I’ll get this out of the way: the amount of content in Theatrhythm Final Bar Line is gigantic. So, if you find even the tiniest amount of enjoyment from Final Fantasy’s music, then you can stop reading now, head to your nearest store, and pick it up. But, if you want more detail, then feel free to continue reading this review. Most of the content will be familiar to those that have any experience with the first two Theatrhythm titles that were on the Nintendo 3DS. Final Bar Line being on the Switch and PlayStation 4 means slight changes to the gameplay, but everything else is just as interactive (and addictive) as before.
Of course, that means everything looks the same as before, too. Indeed, the somewhat creepy and overly goofy caricatures of Final Fantasy heroes and villains is back and slightly elevated. There are more characters since more Final Fantasy titles are featured, and there are also new monsters, summons, and effects. Sometimes, the effects can be a bit distracting but overall, this game retains the same look. The Switch and PS4 just make things look more crisp.
When you begin the game, you’ll be able to select from one of three modes. Music Stages lets you select any track you’ve unlocked. Multiplayer Battle lets you play with with friends. The one I spent the most time in is Series Quest: you’ll go through a number of songs in a specific Final Fantasy, acquiring keys to unlock other titles. You’re rewarded after finishing all of the songs in a series. To spice things up, each song has a Quest associated with it. They’re optional, but they grant rewards such as artwork, game-related screenshots, items, and more. Completionists will have a heck of a time clearing 100 percent of these. They range from very easy to very difficult. The very difficult ones usually require a certain party set up. Note that your rewards are that much more robust for finishing a series with all Quests completed.

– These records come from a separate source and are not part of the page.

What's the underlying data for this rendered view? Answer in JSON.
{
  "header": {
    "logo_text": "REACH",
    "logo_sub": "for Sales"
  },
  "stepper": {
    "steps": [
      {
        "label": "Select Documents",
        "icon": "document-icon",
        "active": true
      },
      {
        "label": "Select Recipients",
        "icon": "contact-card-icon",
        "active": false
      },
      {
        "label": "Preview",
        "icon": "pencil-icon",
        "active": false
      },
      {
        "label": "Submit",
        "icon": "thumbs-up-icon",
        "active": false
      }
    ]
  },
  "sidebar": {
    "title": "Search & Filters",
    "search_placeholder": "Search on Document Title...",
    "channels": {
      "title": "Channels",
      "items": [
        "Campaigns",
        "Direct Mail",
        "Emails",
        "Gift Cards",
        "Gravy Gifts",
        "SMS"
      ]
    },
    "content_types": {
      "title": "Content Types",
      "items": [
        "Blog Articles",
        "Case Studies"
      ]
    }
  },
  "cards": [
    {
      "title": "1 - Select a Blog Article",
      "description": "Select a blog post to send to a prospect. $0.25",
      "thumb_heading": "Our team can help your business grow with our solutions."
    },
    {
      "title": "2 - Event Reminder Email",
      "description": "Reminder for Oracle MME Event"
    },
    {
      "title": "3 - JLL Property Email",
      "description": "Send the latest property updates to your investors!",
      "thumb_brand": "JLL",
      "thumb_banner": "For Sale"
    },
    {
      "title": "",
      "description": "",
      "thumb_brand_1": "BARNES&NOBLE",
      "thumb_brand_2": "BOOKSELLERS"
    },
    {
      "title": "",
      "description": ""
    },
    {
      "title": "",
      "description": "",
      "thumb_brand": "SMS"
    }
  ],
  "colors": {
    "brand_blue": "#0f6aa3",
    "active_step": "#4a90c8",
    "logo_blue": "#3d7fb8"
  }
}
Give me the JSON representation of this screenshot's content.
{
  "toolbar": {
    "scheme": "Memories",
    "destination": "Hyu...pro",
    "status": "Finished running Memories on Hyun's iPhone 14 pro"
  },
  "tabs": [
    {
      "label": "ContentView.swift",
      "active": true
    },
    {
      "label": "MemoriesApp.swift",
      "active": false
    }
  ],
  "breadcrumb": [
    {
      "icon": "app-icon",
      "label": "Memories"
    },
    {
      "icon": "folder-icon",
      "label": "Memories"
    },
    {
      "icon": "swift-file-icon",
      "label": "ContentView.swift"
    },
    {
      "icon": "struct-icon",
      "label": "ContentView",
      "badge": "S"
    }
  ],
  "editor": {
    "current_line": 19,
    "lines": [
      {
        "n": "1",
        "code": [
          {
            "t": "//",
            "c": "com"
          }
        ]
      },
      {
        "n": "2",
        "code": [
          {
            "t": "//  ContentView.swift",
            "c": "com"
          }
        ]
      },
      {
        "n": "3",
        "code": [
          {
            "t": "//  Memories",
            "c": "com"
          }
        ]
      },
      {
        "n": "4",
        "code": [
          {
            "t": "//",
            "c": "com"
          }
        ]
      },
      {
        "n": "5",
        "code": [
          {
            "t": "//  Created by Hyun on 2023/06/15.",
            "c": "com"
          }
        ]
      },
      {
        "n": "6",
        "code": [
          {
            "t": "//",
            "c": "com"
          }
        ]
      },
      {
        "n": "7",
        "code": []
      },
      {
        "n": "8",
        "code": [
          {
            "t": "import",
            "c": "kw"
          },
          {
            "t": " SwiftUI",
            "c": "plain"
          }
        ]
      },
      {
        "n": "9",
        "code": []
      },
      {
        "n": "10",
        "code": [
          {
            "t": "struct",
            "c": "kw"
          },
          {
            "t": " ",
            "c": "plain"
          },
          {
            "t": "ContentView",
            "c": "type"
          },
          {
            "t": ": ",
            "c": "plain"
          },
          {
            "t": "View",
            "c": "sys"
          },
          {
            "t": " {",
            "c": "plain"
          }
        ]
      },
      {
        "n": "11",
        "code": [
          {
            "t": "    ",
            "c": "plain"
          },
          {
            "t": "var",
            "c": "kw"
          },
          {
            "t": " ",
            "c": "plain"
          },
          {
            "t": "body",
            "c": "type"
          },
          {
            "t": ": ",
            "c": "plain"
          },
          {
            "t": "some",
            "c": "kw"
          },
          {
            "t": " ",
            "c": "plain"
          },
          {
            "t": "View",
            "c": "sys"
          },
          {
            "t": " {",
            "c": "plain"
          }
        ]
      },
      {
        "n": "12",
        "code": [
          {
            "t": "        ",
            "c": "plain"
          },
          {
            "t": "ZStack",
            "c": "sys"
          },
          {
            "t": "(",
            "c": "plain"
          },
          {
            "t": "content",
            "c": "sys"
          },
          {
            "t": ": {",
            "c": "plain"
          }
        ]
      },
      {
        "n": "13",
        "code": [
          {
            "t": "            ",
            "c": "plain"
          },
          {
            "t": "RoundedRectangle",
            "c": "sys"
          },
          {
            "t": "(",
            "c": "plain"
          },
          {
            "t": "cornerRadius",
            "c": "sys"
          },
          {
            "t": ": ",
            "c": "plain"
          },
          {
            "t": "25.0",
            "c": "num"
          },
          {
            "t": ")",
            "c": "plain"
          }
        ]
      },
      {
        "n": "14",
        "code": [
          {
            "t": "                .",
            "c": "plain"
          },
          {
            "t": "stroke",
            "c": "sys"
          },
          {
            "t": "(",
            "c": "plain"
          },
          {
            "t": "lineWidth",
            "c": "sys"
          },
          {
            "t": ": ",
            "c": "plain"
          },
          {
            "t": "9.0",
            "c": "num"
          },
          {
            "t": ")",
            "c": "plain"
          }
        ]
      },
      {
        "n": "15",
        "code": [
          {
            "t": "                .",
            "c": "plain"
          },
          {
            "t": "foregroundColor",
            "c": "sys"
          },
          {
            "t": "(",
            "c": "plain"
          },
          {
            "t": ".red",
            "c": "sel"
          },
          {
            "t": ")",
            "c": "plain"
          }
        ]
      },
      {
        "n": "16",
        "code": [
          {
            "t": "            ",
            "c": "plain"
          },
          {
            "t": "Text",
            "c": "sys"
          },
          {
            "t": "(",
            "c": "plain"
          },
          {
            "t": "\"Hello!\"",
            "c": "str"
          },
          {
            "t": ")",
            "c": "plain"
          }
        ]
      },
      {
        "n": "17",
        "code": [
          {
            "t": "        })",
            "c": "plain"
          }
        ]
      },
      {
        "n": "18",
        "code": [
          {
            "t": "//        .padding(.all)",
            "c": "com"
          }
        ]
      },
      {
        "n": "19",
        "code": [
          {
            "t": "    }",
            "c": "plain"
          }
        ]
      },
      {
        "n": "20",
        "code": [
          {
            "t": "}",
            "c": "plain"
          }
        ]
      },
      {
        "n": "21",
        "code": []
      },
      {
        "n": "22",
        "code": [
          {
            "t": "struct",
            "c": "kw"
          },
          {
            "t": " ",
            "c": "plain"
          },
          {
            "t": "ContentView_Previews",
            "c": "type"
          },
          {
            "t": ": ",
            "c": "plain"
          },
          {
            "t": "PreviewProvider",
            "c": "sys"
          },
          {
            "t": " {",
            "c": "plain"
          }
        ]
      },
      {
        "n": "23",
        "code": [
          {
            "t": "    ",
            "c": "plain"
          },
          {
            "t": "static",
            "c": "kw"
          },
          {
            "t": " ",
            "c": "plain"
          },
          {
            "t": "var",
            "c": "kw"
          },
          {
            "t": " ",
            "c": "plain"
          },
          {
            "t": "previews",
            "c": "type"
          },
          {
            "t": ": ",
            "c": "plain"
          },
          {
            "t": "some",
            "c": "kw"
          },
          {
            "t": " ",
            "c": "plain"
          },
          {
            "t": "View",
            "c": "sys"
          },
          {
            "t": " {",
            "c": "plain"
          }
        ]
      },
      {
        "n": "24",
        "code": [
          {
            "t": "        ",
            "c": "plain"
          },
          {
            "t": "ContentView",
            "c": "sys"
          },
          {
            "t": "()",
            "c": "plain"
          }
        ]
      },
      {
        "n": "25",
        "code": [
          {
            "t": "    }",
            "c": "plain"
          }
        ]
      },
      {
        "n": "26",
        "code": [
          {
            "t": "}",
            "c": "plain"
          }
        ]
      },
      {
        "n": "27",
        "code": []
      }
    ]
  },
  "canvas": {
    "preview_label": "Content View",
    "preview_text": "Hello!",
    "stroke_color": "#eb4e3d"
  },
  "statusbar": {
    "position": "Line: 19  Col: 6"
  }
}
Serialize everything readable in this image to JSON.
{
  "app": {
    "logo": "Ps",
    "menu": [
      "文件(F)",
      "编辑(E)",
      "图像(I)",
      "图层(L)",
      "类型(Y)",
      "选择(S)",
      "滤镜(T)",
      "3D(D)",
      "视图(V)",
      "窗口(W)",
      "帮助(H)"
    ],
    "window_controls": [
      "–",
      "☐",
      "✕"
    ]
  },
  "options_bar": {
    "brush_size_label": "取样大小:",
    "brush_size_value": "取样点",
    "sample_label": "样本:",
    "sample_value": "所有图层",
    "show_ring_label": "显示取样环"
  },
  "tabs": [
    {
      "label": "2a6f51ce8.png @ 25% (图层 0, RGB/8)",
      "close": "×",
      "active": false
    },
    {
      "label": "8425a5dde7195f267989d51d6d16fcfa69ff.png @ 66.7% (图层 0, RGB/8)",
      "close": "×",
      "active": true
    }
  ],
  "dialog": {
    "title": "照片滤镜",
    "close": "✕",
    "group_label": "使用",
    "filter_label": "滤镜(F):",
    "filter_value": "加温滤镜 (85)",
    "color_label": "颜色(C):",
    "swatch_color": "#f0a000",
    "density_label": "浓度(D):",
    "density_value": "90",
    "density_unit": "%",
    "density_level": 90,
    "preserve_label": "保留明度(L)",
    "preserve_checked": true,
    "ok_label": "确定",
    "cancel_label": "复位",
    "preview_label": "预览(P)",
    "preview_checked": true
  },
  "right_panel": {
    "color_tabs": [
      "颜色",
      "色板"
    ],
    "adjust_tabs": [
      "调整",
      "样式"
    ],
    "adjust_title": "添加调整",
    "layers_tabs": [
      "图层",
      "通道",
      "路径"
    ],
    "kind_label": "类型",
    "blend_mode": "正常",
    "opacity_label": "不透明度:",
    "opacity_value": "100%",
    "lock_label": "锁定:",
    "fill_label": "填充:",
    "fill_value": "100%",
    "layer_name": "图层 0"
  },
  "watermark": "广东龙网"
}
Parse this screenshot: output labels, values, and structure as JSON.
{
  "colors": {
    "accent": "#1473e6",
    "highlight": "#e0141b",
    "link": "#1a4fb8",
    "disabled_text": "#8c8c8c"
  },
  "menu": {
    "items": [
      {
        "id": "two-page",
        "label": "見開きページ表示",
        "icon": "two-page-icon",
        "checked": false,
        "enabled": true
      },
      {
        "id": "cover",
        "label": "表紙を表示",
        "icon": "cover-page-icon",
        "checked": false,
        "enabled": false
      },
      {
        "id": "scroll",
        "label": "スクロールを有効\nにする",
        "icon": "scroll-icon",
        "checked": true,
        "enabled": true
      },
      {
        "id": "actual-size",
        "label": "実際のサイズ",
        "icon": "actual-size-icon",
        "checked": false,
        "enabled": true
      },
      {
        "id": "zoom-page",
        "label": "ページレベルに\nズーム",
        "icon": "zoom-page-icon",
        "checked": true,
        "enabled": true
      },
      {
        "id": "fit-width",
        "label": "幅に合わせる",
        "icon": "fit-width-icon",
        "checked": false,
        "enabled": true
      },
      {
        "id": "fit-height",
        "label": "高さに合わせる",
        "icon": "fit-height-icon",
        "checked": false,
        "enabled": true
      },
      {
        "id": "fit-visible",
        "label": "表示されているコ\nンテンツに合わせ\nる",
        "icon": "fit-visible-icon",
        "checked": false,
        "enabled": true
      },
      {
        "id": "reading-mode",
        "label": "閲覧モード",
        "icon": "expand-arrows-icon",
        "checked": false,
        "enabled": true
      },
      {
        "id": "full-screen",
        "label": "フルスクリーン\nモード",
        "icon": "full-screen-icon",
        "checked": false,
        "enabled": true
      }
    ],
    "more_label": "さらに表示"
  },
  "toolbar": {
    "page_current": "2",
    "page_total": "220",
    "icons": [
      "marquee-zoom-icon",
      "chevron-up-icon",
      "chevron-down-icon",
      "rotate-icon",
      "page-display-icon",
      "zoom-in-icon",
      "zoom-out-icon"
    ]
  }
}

If you played the first game, you will right at home as you build a party of four Final Fantasy heroes (and villains), equip them with abilities and items, and select a song to play. Series Quest feature Field Music Stages (FMS) and Battle Music Stages (BMS). Music Stages Mode lets you play the above two, as well as FMV stages where select songs play against a backdrop of scenes from each title. The neat thing about the FMV stages is that the notes come from top to bottom like Guitar Hero. They’re a nice change of pace. But, for the most part, you’ll be going through FMS’ and BMS’. Since there isn’t any stylus tapping, you’ll have to press buttons land your notes while following along to the music. Each song has at least three levels of difficulty so anyone can hop right in and play. Finishing a song grants points in the form of Rhythmia. You’ll unlock rewards as you acquire this. It’s a straightforward formula that works and is highly addictive. With 385 songs to choose, it’s easy to play for hours on end or just for a few songs to pass the time.
When the credits roll, chances are you’ll have spent at least 30 hours playing. As of now, post-credits and having replayed favorite songs, I’m sitting at nearly 50 hours. There are tons of little things to unlock, too. There’s also a hefty amount of DLC featuring the music from other Square hits. Finishing the game unlocks a mode called Endless World. It’s just as it sounds: you need to try to clear as many stages as you can in a never-ending mode. It’s a bit much; something that only those with a lot of time would get the most out of. All in all, having so much access to so much music is fantastic. While some games got more attention than others (FFXIV has over 30 songs and they’re a chore to get through) and some of the Quests can be frustrating, this is a wonderful way to celebrate the music of such an important series. I highly recommend to all music and Final Fantasy fans.
Overall, 8.5/10: Another encore that is endless. Theatrhythm Final Bar Line has enough music to last Final Fantasy fans for years.